Ghost of Tsushima 2’s Open World Should Only Be Larger With an Evolved Approach
Ghost of Tsushima is filled to the brim with a plethora of activities for players to complete and collectibles to find, and while this is a common characteristic of almost any modern open-world title, it is not the vast number of activities that creates a problem but how those activities are integrated into the open world. Game worlds that fail to integrate their activities in innovative and creative ways inevitably feel large and/or empty as a result, regardless of their actual size.
Apart from Ghost of Tsushima‘s innovative use of wind as a guide, the action-adventure game’s approach to the open-world model is fairly traditional. As players explore the island of Tsushima, various points of interest are revealed on the map as question marks that generally involve anything from finding a collectible to completing a side quest. However, by Act 3, most of these activities can begin to feel mildly repetitive, as very little of anything new is introduced that deep into the story.
Game worlds that fail to integrate their activities in innovative and creative ways inevitably feel large and/or empty as a result, regardless of their actual size.
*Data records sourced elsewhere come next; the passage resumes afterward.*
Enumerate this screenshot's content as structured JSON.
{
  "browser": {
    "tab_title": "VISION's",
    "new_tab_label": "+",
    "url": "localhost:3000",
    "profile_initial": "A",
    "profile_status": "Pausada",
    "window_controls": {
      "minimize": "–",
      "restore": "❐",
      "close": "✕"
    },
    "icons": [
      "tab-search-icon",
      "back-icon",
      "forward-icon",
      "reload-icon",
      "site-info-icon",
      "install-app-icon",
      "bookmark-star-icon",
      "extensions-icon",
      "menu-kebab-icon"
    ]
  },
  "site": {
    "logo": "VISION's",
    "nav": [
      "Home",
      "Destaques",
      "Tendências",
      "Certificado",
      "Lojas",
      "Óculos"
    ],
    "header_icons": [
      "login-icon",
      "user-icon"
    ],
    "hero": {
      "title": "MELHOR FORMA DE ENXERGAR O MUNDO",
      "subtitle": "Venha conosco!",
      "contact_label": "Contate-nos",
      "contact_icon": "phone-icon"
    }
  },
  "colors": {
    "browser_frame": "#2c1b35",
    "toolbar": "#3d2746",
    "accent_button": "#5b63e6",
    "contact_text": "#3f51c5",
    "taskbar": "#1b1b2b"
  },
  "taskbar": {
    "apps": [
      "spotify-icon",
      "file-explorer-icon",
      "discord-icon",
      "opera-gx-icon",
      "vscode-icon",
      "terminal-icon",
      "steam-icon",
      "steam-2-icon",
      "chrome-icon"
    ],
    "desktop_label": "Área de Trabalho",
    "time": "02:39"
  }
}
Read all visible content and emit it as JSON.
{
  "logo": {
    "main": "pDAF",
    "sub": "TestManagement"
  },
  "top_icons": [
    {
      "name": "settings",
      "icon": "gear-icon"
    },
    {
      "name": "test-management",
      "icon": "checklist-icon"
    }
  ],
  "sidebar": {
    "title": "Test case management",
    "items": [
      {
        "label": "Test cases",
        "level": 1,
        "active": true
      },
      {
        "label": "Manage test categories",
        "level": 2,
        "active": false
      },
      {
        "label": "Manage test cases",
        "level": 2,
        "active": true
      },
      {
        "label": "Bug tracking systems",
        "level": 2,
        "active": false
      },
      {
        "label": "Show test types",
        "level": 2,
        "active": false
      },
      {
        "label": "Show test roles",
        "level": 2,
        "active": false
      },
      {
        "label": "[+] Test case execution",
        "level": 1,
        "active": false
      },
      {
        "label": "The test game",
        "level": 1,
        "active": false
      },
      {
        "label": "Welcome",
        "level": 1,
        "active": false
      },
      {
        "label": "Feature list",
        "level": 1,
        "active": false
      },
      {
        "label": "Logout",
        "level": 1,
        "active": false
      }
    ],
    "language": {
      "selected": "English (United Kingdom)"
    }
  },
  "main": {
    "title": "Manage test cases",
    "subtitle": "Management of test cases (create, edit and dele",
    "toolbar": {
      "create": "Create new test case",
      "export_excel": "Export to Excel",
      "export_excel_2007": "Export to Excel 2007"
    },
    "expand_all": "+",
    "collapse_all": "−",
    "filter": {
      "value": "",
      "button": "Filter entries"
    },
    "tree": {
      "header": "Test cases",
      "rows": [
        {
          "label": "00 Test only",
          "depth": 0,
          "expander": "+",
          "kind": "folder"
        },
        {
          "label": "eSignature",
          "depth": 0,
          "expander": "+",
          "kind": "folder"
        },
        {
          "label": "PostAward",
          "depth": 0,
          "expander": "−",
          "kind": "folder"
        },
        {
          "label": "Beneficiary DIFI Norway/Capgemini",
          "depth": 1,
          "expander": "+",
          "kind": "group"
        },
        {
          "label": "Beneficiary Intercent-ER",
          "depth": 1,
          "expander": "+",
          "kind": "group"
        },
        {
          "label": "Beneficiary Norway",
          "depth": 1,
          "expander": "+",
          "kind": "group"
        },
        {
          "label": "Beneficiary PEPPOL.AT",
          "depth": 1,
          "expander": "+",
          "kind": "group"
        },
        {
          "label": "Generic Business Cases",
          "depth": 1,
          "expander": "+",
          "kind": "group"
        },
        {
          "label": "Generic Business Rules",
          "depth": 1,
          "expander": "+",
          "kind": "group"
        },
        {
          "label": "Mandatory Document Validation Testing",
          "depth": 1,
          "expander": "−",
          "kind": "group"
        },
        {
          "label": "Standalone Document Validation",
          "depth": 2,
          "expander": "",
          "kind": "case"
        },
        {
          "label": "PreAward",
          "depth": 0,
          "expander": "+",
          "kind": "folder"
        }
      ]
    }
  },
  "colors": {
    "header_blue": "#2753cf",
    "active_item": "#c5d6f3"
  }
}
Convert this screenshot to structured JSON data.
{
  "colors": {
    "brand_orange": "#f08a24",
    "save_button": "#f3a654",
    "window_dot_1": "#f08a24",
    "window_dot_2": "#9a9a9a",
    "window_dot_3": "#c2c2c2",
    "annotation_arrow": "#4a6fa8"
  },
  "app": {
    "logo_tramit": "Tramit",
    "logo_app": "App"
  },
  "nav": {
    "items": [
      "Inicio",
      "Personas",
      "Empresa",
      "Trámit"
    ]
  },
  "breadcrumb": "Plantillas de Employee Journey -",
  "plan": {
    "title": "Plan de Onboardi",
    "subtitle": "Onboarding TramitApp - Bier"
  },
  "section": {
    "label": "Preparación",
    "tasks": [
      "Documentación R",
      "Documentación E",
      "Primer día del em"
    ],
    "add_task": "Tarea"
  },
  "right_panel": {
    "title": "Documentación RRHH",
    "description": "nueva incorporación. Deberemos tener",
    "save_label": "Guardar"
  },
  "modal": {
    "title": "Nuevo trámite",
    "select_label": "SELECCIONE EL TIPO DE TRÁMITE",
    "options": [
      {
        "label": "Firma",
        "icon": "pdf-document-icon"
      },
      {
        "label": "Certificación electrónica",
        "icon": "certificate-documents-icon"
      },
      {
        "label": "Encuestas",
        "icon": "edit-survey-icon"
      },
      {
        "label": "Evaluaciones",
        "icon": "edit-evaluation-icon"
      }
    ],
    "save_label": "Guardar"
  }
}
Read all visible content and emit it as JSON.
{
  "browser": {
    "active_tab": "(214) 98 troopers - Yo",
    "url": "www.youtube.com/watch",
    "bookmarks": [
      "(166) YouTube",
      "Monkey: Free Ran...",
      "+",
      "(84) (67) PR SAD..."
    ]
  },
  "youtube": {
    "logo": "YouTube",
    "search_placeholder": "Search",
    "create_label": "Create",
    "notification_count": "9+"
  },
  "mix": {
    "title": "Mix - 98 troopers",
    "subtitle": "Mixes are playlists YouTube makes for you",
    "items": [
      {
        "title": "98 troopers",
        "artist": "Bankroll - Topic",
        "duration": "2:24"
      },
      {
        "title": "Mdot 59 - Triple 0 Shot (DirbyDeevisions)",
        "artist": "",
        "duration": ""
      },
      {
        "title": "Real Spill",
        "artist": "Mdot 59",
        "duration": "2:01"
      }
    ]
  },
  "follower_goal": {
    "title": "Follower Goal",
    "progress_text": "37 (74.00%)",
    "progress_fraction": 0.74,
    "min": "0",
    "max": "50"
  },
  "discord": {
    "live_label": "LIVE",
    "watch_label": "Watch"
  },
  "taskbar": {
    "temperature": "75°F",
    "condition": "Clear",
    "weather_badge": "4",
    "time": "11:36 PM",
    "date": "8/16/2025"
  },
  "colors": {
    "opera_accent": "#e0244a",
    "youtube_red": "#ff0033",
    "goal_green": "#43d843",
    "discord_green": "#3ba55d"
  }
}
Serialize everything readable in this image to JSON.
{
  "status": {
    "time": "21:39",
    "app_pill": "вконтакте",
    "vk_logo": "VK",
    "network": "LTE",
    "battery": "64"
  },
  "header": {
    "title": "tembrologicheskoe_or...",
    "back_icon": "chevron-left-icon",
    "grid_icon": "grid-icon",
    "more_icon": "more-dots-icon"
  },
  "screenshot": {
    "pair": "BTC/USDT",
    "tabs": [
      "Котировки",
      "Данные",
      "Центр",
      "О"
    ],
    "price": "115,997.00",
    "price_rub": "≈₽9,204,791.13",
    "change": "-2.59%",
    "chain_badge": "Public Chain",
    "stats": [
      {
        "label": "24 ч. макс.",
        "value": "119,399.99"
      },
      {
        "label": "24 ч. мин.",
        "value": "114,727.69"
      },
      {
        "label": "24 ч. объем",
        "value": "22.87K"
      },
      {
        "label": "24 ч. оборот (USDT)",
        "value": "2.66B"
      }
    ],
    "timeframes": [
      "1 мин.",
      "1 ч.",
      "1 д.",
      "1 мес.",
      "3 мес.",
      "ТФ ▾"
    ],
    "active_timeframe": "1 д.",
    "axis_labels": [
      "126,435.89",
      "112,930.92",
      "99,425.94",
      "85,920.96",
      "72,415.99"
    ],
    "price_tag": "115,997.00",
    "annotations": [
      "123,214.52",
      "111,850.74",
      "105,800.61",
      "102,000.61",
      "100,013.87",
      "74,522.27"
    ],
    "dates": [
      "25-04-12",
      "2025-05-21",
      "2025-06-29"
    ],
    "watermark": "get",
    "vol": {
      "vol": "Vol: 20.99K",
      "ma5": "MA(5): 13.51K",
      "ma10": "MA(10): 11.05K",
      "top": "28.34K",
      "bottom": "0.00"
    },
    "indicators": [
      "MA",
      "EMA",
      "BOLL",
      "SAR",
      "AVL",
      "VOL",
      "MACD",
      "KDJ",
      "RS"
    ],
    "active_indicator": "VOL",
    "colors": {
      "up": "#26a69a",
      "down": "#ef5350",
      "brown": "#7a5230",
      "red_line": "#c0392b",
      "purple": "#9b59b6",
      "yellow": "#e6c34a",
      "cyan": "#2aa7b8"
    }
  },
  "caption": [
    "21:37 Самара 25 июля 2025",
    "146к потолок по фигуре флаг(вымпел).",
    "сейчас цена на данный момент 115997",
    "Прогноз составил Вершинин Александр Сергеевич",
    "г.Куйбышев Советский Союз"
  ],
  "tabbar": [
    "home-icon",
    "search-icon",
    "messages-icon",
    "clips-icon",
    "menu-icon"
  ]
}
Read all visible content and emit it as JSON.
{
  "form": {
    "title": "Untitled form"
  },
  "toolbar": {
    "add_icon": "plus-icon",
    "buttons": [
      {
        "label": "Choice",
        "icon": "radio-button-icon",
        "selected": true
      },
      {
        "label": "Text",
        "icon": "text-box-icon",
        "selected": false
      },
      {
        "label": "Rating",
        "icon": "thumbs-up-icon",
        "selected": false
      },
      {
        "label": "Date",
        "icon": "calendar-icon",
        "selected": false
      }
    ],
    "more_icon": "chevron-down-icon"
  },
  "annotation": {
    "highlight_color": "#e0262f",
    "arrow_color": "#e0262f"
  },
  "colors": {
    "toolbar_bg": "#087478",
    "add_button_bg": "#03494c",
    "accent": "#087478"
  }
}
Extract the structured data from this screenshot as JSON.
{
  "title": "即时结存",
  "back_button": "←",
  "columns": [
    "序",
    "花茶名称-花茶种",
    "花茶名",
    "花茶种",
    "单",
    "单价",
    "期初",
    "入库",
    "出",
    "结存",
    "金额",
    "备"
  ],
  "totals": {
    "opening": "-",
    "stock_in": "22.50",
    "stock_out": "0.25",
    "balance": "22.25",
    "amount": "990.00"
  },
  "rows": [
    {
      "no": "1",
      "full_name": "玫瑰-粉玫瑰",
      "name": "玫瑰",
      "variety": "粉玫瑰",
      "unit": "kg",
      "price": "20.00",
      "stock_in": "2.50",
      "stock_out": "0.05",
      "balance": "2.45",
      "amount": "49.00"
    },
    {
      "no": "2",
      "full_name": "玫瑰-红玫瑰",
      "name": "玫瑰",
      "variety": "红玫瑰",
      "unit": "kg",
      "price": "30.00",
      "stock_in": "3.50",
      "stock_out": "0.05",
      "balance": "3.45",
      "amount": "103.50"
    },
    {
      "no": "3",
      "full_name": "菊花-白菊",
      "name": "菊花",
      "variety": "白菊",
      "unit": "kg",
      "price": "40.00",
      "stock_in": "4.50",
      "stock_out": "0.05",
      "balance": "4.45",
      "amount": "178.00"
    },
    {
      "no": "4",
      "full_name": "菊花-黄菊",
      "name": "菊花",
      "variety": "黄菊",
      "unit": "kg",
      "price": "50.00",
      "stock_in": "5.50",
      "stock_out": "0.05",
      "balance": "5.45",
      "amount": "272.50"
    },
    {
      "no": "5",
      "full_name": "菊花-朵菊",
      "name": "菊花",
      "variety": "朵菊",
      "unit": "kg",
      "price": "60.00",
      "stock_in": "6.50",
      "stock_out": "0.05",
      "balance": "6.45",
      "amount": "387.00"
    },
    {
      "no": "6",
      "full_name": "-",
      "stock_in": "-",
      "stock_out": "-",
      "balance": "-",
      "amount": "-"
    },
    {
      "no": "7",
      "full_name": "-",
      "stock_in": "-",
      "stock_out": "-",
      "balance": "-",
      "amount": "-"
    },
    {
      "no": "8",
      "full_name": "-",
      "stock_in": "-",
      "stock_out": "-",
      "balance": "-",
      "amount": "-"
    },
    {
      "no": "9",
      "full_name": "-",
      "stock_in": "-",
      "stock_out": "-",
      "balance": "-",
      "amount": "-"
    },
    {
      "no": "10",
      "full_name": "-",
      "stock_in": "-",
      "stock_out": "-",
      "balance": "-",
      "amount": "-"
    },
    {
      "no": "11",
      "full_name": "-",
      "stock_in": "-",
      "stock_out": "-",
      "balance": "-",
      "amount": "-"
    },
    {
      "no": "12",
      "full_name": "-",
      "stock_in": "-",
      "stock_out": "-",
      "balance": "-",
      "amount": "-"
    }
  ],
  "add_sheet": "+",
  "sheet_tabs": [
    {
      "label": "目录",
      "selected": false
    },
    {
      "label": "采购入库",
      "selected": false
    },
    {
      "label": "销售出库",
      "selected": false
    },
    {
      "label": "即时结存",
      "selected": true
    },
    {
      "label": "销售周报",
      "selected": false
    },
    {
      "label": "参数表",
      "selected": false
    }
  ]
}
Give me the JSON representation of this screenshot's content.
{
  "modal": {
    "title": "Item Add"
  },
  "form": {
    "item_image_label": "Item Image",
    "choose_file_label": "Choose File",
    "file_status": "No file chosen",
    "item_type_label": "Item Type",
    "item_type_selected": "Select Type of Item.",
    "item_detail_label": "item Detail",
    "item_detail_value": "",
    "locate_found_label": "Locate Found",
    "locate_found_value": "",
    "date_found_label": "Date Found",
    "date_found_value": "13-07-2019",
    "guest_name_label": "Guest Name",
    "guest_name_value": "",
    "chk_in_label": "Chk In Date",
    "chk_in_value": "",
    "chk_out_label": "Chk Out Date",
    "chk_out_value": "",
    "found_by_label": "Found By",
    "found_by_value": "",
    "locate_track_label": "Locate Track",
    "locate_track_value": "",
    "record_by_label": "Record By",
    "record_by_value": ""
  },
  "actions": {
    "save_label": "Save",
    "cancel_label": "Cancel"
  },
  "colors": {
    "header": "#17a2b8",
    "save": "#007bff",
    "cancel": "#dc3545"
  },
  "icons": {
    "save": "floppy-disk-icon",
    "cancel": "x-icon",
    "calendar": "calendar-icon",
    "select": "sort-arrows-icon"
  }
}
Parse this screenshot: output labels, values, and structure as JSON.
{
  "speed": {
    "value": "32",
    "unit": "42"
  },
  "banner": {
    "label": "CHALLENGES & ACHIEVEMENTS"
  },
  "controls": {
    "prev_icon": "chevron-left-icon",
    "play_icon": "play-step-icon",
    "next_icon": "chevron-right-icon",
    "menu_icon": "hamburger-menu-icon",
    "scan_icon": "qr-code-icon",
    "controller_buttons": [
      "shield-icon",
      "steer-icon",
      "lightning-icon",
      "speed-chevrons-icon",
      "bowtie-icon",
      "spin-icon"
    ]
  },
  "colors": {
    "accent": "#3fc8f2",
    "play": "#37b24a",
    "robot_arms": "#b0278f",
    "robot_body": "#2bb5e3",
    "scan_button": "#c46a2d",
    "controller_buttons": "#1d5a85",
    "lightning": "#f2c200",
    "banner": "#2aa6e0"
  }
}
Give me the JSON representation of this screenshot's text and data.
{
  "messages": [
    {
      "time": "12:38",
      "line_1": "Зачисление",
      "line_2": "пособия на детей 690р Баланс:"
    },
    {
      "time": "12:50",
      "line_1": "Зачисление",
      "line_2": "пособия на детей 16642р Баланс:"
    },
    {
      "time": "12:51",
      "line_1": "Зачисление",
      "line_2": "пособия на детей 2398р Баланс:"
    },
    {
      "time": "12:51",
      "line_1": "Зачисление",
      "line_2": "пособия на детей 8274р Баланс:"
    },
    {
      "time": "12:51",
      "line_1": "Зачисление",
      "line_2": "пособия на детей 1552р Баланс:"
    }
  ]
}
Although Ghost of Tsushima‘s world remains stunning to behold even after spending dozens of hours traversing it, it is arguably as close to the line as it possibly can be in terms of being too large, as its activities only begin feeling repetitive for some players by the third act, but repetitive nonetheless. Taking all of this into consideration, if Sucker Punch plans to make Ghost of Tsushima 2‘s open world larger than the first game’s, it will need to adjust its approach to how the game’s activities and points of interest are integrated into the map to prevent it from being too large, in a sense.
A Larger Open World in Ghost of Tsushima 2 Could Take a Cue From Tears of the Kingdom
In evolving Ghost of Tsushima‘s open-world model to better suit what may be a larger open world in Ghost of Tsushima 2, Sucker Punch could take a cue from The Legend of Zelda: Tears of the Kingdom. This groundbreaking Legend of Zelda game thrives on a sense of discovery in its sprawling open world, and this is largely due to an impressive lack of map icons. It leaves revelation almost entirely in the hands of the player by forcing them to explore in order to find things rather than making the thrill of discovery little more than a task to fulfill on a checklist.
Ghost of Tsushima struck just shy of the bullseye when it comes to innovative open worlds, leaving it feeling a little too large in the end. In light of that, if Ghost of Tsushima 2 were to, for instance, refrain from the use of map icons almost entirely just as Tears of the Kingdom does, perhaps it wouldn’t ever feel too large, even if it does end up being much larger than its predecessor’s. Nevertheless, if Sucker Punch does eventually release Ghost of Tsushima 2, its open world is bound to be just as gorgeous as the last.
Ghost of Tsushima
Ghost of Tsushima follows Jin Sakai as he tries to protect his island home from the invading Mongol armies. The open-world action release features some stellar combat mechanics and some absolutely stunning visuals.
- July 17, 2020
- M for Mature: Blood and Gore, Intense Violence, Language, Partial Nudity
- How Long To Beat
- 25 Hours
- Number of Players
- PS Plus Availability
- Extra & Premium